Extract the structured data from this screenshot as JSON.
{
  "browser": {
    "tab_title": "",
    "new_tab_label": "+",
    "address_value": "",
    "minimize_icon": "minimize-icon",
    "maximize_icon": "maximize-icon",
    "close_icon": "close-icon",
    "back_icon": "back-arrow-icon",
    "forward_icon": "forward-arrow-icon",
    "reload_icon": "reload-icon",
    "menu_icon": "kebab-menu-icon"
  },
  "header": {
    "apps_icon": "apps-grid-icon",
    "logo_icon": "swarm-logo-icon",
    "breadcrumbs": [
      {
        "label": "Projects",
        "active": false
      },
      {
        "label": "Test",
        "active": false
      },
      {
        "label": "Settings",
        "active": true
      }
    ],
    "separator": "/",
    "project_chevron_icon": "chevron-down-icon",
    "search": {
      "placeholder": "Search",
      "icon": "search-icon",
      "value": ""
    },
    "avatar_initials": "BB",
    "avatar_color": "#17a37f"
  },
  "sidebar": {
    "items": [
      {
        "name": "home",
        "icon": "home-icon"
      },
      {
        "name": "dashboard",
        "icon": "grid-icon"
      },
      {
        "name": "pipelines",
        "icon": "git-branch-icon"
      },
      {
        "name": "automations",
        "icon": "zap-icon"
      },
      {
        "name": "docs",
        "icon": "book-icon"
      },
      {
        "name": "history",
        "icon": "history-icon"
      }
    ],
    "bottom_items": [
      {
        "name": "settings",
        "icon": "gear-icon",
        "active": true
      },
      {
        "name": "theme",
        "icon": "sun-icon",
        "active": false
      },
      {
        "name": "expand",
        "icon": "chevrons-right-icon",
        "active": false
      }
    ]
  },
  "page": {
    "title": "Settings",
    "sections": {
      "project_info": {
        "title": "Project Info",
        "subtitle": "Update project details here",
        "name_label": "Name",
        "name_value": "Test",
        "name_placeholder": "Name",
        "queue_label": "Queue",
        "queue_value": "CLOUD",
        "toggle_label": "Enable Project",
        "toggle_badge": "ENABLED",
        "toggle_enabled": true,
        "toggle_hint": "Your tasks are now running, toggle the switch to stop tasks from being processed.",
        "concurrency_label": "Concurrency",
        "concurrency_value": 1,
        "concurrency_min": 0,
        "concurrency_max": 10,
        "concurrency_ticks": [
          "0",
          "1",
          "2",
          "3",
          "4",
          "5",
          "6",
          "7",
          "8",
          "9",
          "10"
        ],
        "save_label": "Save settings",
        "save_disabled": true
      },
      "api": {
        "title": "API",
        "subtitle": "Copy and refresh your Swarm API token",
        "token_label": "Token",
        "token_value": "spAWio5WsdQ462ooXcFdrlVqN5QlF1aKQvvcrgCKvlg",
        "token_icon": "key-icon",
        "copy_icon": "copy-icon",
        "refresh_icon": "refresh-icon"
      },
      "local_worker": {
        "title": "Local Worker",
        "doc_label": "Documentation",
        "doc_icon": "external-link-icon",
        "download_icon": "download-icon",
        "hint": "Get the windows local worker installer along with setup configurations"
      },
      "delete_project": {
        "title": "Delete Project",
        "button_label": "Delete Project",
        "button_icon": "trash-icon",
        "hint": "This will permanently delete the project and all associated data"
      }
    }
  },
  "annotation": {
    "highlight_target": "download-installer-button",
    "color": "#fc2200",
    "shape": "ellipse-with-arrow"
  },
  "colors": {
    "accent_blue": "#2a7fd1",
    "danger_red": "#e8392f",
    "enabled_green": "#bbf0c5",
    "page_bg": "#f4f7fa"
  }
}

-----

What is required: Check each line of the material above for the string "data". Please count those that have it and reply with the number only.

The answer: 2